yours truly, had them falling to the Giants at the Meadowlands.
No Faulk, a shaky defense against a team that liked to pound
people, a difficult venue for a speed outfit (i.e., heavy
natural turf that comes up in clumps).

So all St. Louis did was put away New York in the first half. The
Rams' defense, guided by Bud Carson, who was brought out of
retirement to do the brainstorming, held up just fine, and the
receiving corps still looked like the NFL's Olympic 4x100-meter
relay team. Now St. Louis faces Washington in a Monday-nighter,
with a chance to deal a near fatal blow to a 6-4 team that many
preseason handicappers penciled in for the Super Bowl.

The Redskins' defense has been terrific, the offense spotty. The
simple reason is that almost all the injuries this season have
come on one side of the ball. The wideouts, the line, quarterback
Brad Johnson--almost every area of the offense has been hit. But
Washington still has enough firepower to punish a St. Louis
defense that is improved but not top echelon.

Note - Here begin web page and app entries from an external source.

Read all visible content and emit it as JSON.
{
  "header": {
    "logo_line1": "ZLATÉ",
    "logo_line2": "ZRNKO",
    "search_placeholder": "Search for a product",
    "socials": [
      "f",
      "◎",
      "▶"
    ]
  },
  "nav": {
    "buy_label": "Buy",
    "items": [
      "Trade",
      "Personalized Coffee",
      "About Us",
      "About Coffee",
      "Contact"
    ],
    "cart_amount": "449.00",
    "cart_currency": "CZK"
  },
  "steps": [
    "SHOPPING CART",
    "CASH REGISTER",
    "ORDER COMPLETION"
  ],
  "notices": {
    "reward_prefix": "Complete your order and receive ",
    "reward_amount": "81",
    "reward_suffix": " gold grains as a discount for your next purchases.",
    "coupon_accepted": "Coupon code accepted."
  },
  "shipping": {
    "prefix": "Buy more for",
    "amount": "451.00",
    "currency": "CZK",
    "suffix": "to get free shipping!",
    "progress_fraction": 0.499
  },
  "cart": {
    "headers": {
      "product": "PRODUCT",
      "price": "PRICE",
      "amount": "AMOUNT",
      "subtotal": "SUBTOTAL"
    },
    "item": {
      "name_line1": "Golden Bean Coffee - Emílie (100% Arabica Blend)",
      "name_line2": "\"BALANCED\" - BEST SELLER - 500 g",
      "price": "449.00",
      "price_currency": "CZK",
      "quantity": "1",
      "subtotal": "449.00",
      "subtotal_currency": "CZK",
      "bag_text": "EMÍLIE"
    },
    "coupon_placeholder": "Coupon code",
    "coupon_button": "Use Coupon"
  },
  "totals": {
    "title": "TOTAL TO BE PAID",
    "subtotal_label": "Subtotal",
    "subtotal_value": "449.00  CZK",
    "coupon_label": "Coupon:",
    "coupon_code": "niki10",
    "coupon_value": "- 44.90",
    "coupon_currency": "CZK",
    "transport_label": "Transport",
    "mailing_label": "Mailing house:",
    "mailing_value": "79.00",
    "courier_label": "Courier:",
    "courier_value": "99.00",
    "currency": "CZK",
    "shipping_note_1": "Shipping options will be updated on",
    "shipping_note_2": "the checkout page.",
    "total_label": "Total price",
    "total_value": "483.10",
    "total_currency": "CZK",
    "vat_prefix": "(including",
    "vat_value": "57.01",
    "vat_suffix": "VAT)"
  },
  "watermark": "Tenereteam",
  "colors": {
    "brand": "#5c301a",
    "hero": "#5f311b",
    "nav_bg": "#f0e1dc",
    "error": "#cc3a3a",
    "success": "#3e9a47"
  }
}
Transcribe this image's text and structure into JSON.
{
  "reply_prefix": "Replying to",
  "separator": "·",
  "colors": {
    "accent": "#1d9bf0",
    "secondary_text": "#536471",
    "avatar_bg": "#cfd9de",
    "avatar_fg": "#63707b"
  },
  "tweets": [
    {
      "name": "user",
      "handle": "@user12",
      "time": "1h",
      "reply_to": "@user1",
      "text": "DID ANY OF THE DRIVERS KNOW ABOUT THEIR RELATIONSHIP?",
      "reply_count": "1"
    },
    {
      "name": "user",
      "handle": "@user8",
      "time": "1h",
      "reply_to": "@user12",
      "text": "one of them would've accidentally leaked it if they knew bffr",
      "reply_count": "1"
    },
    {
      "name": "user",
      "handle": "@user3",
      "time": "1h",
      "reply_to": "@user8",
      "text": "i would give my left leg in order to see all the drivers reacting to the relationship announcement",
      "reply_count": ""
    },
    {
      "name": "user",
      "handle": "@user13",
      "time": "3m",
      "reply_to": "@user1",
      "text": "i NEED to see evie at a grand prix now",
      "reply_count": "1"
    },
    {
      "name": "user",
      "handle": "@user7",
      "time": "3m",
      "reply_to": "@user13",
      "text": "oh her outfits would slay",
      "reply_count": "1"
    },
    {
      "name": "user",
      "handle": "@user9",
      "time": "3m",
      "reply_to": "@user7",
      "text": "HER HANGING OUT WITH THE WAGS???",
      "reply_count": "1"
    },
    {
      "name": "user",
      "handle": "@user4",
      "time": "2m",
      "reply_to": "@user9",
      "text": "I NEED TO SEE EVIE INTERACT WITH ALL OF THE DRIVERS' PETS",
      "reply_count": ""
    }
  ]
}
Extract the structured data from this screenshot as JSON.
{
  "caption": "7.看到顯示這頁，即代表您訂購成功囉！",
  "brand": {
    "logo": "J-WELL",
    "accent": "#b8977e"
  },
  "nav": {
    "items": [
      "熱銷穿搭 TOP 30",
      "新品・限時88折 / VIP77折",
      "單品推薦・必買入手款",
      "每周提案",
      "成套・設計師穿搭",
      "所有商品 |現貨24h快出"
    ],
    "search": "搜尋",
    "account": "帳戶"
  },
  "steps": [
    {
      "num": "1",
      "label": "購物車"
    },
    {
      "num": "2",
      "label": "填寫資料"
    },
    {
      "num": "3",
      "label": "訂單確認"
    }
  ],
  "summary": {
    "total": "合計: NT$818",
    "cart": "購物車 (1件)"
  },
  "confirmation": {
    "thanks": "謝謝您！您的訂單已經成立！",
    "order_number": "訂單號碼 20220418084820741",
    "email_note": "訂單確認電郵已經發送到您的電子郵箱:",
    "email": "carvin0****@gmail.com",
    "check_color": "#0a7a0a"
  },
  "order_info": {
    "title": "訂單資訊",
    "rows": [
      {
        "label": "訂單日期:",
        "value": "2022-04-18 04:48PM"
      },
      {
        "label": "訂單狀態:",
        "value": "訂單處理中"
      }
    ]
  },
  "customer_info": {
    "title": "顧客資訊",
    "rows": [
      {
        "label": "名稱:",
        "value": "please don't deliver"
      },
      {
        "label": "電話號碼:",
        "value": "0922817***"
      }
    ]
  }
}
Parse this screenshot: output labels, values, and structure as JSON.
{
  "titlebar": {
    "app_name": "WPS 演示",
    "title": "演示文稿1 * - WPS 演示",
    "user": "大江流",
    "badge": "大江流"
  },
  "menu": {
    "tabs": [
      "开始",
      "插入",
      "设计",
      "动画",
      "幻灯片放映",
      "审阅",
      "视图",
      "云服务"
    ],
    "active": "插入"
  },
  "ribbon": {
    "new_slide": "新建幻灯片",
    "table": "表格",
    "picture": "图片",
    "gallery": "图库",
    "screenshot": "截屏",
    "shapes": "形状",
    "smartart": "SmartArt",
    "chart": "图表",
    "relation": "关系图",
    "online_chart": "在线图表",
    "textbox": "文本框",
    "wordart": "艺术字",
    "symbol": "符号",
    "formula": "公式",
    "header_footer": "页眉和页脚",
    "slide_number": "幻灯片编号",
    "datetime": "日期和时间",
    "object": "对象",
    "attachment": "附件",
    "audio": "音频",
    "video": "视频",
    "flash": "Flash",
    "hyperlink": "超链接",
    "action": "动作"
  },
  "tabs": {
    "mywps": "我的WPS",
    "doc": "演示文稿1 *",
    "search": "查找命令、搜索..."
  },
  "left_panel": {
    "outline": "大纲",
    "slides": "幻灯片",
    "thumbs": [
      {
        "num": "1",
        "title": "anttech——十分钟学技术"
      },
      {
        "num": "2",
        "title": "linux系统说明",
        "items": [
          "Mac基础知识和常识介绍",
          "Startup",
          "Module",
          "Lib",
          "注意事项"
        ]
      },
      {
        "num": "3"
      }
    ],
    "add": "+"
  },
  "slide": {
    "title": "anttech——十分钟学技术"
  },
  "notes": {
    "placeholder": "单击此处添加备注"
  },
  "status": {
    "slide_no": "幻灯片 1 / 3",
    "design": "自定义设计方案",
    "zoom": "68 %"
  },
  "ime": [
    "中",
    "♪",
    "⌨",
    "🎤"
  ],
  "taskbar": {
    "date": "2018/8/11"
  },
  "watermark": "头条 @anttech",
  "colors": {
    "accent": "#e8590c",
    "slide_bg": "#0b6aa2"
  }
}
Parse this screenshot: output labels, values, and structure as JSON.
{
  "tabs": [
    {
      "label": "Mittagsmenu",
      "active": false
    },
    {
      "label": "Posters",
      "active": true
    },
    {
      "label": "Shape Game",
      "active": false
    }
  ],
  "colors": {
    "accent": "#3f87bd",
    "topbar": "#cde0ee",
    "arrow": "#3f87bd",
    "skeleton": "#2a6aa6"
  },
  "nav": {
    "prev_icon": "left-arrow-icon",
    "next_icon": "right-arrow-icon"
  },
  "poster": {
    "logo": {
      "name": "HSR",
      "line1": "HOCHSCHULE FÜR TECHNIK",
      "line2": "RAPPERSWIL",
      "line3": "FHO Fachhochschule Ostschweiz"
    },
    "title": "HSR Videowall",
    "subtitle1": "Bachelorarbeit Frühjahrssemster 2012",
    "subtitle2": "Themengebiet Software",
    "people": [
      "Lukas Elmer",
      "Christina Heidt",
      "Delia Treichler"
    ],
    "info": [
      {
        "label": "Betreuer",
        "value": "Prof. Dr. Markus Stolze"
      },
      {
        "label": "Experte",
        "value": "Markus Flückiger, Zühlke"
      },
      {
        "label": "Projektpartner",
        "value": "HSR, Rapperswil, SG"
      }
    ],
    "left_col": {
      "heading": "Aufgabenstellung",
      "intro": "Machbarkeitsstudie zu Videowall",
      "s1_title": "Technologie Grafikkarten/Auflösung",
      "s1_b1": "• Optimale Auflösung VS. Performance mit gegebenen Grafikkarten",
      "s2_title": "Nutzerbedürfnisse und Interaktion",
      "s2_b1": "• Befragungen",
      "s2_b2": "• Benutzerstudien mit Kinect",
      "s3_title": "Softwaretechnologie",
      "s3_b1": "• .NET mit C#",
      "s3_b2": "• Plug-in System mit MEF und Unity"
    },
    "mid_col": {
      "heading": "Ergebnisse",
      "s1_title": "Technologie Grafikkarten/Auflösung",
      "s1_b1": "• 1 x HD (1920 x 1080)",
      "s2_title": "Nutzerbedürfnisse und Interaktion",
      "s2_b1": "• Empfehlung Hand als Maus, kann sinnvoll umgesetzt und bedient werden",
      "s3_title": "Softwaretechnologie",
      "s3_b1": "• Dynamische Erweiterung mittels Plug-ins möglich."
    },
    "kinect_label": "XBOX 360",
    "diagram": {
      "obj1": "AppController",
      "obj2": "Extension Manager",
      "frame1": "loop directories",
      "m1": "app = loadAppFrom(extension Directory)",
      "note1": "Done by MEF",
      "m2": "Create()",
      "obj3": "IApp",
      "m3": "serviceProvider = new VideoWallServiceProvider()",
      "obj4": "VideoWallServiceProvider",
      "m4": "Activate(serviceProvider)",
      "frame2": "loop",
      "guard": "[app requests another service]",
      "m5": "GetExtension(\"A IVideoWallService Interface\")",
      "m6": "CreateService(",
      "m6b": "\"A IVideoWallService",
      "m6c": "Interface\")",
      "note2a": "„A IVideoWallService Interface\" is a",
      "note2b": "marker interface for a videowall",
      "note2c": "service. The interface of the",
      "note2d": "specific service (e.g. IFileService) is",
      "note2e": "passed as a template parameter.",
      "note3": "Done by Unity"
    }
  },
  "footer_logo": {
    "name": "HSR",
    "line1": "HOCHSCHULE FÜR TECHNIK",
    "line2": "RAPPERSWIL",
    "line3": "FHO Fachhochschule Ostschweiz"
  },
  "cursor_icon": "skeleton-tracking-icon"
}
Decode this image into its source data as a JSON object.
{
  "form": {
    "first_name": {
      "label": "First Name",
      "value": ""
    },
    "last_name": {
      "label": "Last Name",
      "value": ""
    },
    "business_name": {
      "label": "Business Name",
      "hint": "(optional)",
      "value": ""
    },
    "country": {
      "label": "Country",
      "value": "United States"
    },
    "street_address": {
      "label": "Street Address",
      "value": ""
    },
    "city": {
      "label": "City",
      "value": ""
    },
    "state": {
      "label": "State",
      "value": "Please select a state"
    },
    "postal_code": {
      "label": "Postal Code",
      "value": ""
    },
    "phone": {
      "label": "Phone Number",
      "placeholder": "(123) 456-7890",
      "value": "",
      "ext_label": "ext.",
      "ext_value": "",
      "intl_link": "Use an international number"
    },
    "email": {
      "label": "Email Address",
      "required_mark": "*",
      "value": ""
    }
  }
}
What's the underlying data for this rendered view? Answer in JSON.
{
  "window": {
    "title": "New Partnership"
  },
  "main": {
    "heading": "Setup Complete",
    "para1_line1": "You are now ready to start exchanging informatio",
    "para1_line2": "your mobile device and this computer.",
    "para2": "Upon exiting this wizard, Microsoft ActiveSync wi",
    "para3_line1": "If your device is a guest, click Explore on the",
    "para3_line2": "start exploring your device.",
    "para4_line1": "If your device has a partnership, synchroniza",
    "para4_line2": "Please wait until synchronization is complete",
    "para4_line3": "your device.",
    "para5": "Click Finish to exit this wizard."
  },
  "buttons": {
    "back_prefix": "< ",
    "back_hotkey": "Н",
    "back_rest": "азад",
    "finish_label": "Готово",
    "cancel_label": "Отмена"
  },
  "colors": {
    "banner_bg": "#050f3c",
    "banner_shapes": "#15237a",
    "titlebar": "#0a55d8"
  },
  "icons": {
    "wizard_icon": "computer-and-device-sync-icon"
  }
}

On paper it looks as if the Skins have a decent shot. But picture
the scene. Monday night in the Trans World Dome: lots of noise,
fast track and a group of burners the likes of which Washington
hasn't seen. Why do I feel that somehow St. Louis coach Mike
Martz will try to make aging cornerback Deion Sanders his target,
running him across the middle, taking him deep, working on those
33-year-old legs? The Rams are the pick in a high scorer, as all
their games are.

The Jets did it again. They sleepwalked through the first half in
Indianapolis, came to life in the second, fell short at the end.
The Jets are 6-4, and they've scored first in only one of those
10 games and led at the half in only two. Their miracle comeback
came against Miami a few weeks ago, when the Dolphins built a
30-7 lead, scaled back their offense to ground zero in the fourth
quarter and defied New York to come and get them--which the Jets
did. Miami did the same thing against San Diego on Sunday and won
fairly comfortably. But I think the Dolphins know what works
against the Chargers won't cut it against a team that made you
the star of its highlight film. So I look for Miami to go up
early on the Jets and stay in its attack mode. The Dolphins win
at home.

Can I find an upset? Sure, Buffalo over Kansas City in Arrowhead,
where the Bills haven't won in four visits over the past 14
years. After the Raiders massacred Kansas City on Nov. 5, the
Chiefs held a players-only meeting, pledged to be more dedicated
and vowed to hold one another accountable, whatever that means.
Then they went out and got murdered by the 49ers, who ran up 288
yards in the first half. Something is fundamentally wrong with
this team.

The Giants will bounce back against the Lions at the Meadowlands.
With Ricky Williams in the lineup, I would have picked the Saints
to upset Oakland at the Superdome, but he's out with a broken
left ankle, so I've got to go with the Raiders. You never know,
though. New Orleans is a courageous, resourceful team, and if the
Raiders come out flat, they will get smacked.

Indianapolis will win in Green Bay, and the fast-sinking Jaguars
will drop one to Pittsburgh at Three Rivers, a place that's
always been tough for them, even in good years.

--Paul Zimmerman

COLOR PHOTO: BILL FRAKES Sanders (21) will have his hands full against the Rams' vaunted air attack.